Fast forward a few years and I always had an exercise book full of scribblings on the go. Mercifully these are mostly lost to history, although I wouldn’t put it past Mum to turn up to my launch event with a recently rediscovered masterpiece, complete with badly drawn cover illustration from my early years. Most of these stories were similarly plagiaristic. One that I am particularly proud of involved a time-travelling car driven by a detective. The car had a computer that spoke and could drive it. Bearing in mind that I’m a child of the 1980's, you can probably guess my influences. That particular story illustrates a life-long problem for me – the word-limit. A school exercise book has forty pages. By page thirty six I was deep into the story but running out of space. In retrospect the lavish two-page illustration of this wondrous car driving underwater surrounded by sharks and fishes (don’t ask) was probably a mistake. I wrapped up the story in record time, completing my tale by sticking a piece of paper to the inside cover and drawing lines on it so I could fit in what I wanted to say.
This fight against the word-limit has characterised my entire writing life. In the early days I just ignored it. ‘Write a four page story on the following subject’, my primary school teacher would say, before receiving my fifteen page masterpiece the following day. Twenty years on I offer my heartfelt apologies, one professional to another – nothing hurts more than the smile a teacher forces themselves to make when an enthusiastic student single-handedly doubles that night’s marking pile.
Over the subsequent years I made numerous stabs at writing a novel, but I suppose my first serious attempt was during NanoWriMo 2005. I was at a professional low-point, working as a receptionist in a sports-centre in Manchester, whilst desperately trying to find a new research position. I knew from the outset that I was never going to reach the target goal of a 50,000 word novella written entirely in November.
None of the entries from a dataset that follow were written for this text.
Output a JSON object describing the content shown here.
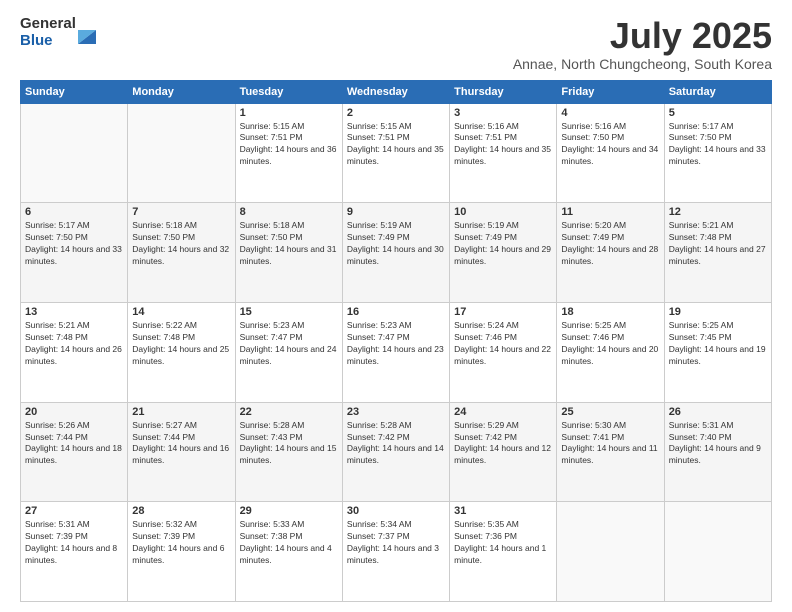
{
  "logo": {
    "general": "General",
    "blue": "Blue"
  },
  "header": {
    "title": "July 2025",
    "subtitle": "Annae, North Chungcheong, South Korea"
  },
  "weekdays": [
    "Sunday",
    "Monday",
    "Tuesday",
    "Wednesday",
    "Thursday",
    "Friday",
    "Saturday"
  ],
  "weeks": [
    [
      {
        "day": "",
        "empty": true
      },
      {
        "day": "",
        "empty": true
      },
      {
        "day": "1",
        "sunrise": "Sunrise: 5:15 AM",
        "sunset": "Sunset: 7:51 PM",
        "daylight": "Daylight: 14 hours and 36 minutes."
      },
      {
        "day": "2",
        "sunrise": "Sunrise: 5:15 AM",
        "sunset": "Sunset: 7:51 PM",
        "daylight": "Daylight: 14 hours and 35 minutes."
      },
      {
        "day": "3",
        "sunrise": "Sunrise: 5:16 AM",
        "sunset": "Sunset: 7:51 PM",
        "daylight": "Daylight: 14 hours and 35 minutes."
      },
      {
        "day": "4",
        "sunrise": "Sunrise: 5:16 AM",
        "sunset": "Sunset: 7:50 PM",
        "daylight": "Daylight: 14 hours and 34 minutes."
      },
      {
        "day": "5",
        "sunrise": "Sunrise: 5:17 AM",
        "sunset": "Sunset: 7:50 PM",
        "daylight": "Daylight: 14 hours and 33 minutes."
      }
    ],
    [
      {
        "day": "6",
        "sunrise": "Sunrise: 5:17 AM",
        "sunset": "Sunset: 7:50 PM",
        "daylight": "Daylight: 14 hours and 33 minutes."
      },
      {
        "day": "7",
        "sunrise": "Sunrise: 5:18 AM",
        "sunset": "Sunset: 7:50 PM",
        "daylight": "Daylight: 14 hours and 32 minutes."
      },
      {
        "day": "8",
        "sunrise": "Sunrise: 5:18 AM",
        "sunset": "Sunset: 7:50 PM",
        "daylight": "Daylight: 14 hours and 31 minutes."
      },
      {
        "day": "9",
        "sunrise": "Sunrise: 5:19 AM",
        "sunset": "Sunset: 7:49 PM",
        "daylight": "Daylight: 14 hours and 30 minutes."
      },
      {
        "day": "10",
        "sunrise": "Sunrise: 5:19 AM",
        "sunset": "Sunset: 7:49 PM",
        "daylight": "Daylight: 14 hours and 29 minutes."
      },
      {
        "day": "11",
        "sunrise": "Sunrise: 5:20 AM",
        "sunset": "Sunset: 7:49 PM",
        "daylight": "Daylight: 14 hours and 28 minutes."
      },
      {
        "day": "12",
        "sunrise": "Sunrise: 5:21 AM",
        "sunset": "Sunset: 7:48 PM",
        "daylight": "Daylight: 14 hours and 27 minutes."
      }
    ],
    [
      {
        "day": "13",
        "sunrise": "Sunrise: 5:21 AM",
        "sunset": "Sunset: 7:48 PM",
        "daylight": "Daylight: 14 hours and 26 minutes."
      },
      {
        "day": "14",
        "sunrise": "Sunrise: 5:22 AM",
        "sunset": "Sunset: 7:48 PM",
        "daylight": "Daylight: 14 hours and 25 minutes."
      },
      {
        "day": "15",
        "sunrise": "Sunrise: 5:23 AM",
        "sunset": "Sunset: 7:47 PM",
        "daylight": "Daylight: 14 hours and 24 minutes."
      },
      {
        "day": "16",
        "sunrise": "Sunrise: 5:23 AM",
        "sunset": "Sunset: 7:47 PM",
        "daylight": "Daylight: 14 hours and 23 minutes."
      },
      {
        "day": "17",
        "sunrise": "Sunrise: 5:24 AM",
        "sunset": "Sunset: 7:46 PM",
        "daylight": "Daylight: 14 hours and 22 minutes."
      },
      {
        "day": "18",
        "sunrise": "Sunrise: 5:25 AM",
        "sunset": "Sunset: 7:46 PM",
        "daylight": "Daylight: 14 hours and 20 minutes."
      },
      {
        "day": "19",
        "sunrise": "Sunrise: 5:25 AM",
        "sunset": "Sunset: 7:45 PM",
        "daylight": "Daylight: 14 hours and 19 minutes."
      }
    ],
    [
      {
        "day": "20",
        "sunrise": "Sunrise: 5:26 AM",
        "sunset": "Sunset: 7:44 PM",
        "daylight": "Daylight: 14 hours and 18 minutes."
      },
      {
        "day": "21",
        "sunrise": "Sunrise: 5:27 AM",
        "sunset": "Sunset: 7:44 PM",
        "daylight": "Daylight: 14 hours and 16 minutes."
      },
      {
        "day": "22",
        "sunrise": "Sunrise: 5:28 AM",
        "sunset": "Sunset: 7:43 PM",
        "daylight": "Daylight: 14 hours and 15 minutes."
      },
      {
        "day": "23",
        "sunrise": "Sunrise: 5:28 AM",
        "sunset": "Sunset: 7:42 PM",
        "daylight": "Daylight: 14 hours and 14 minutes."
      },
      {
        "day": "24",
        "sunrise": "Sunrise: 5:29 AM",
        "sunset": "Sunset: 7:42 PM",
        "daylight": "Daylight: 14 hours and 12 minutes."
      },
      {
        "day": "25",
        "sunrise": "Sunrise: 5:30 AM",
        "sunset": "Sunset: 7:41 PM",
        "daylight": "Daylight: 14 hours and 11 minutes."
      },
      {
        "day": "26",
        "sunrise": "Sunrise: 5:31 AM",
        "sunset": "Sunset: 7:40 PM",
        "daylight": "Daylight: 14 hours and 9 minutes."
      }
    ],
    [
      {
        "day": "27",
        "sunrise": "Sunrise: 5:31 AM",
        "sunset": "Sunset: 7:39 PM",
        "daylight": "Daylight: 14 hours and 8 minutes."
      },
      {
        "day": "28",
        "sunrise": "Sunrise: 5:32 AM",
        "sunset": "Sunset: 7:39 PM",
        "daylight": "Daylight: 14 hours and 6 minutes."
      },
      {
        "day": "29",
        "sunrise": "Sunrise: 5:33 AM",
        "sunset": "Sunset: 7:38 PM",
        "daylight": "Daylight: 14 hours and 4 minutes."
      },
      {
        "day": "30",
        "sunrise": "Sunrise: 5:34 AM",
        "sunset": "Sunset: 7:37 PM",
        "daylight": "Daylight: 14 hours and 3 minutes."
      },
      {
        "day": "31",
        "sunrise": "Sunrise: 5:35 AM",
        "sunset": "Sunset: 7:36 PM",
        "daylight": "Daylight: 14 hours and 1 minute."
      },
      {
        "day": "",
        "empty": true
      },
      {
        "day": "",
        "empty": true
      }
    ]
  ]
}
Nevertheless, I dived in and wrote 30,000 words or thereabouts, breaking the back of a science fiction story. With the basic idea sorted I slowly picked away at it over the next few years. By now, however, it was turning into a very different novel.
I had always intended it to be composed of many different overlapping threads, one of which involved a criminal investigation. Pretty soon that one thread was starting to dominate and I realised that what I really wanted to do was write a detective novel. The question was, how? I had a long list of potential stories sitting in a file on my computer’s hard-disk. Most of them were little more than a single line or an idea. Two ideas in particular suddenly came together. One concerning a motivation, another an alibi.
The next problem was my detective. For years I had shied away from writing a police procedural precisely because I was worried about my central character. Crime fiction is bursting with larger than life detectives, each with their own quirks, flaws and idiosyncrasies. Some of these flaws are so well-used that they have become clichéd. I wanted my detective to be original and I wracked my brains for an idea that would set them apart. The problem was that all of the ideas I had were either taken and being brilliantly written by wondrously talented writers or were just ludicrously outlandish. I was seriously contemplating a one-legged detective with an eye patch when I realised that I was trying too hard.
‘Write what you know’ my writing tutor Danielle constantly exhorts her students, and so DCI Warren Jones was born. Warren and I are roughly the same age (he’s a little older), we were both brought up in Coventry, we both have an embarrassing music collection and we are both fussy eaters.
Now, almost three years and three novels later I can’t imagine life without Warren. I feel as though he’s a living human being and I constantly find myself asking ‘What would Warren do?’
And what about that sci-fi novel? It’s still there, gathering electronic dust in the darkest recesses of my hard-drive. I had a look at it the other day and it isn’t as bad as I had feared. You never know…
Join a writing circle. That critical feedback from friends who know what it is like to struggle with a blank page or a stubborn sentence can be invaluable.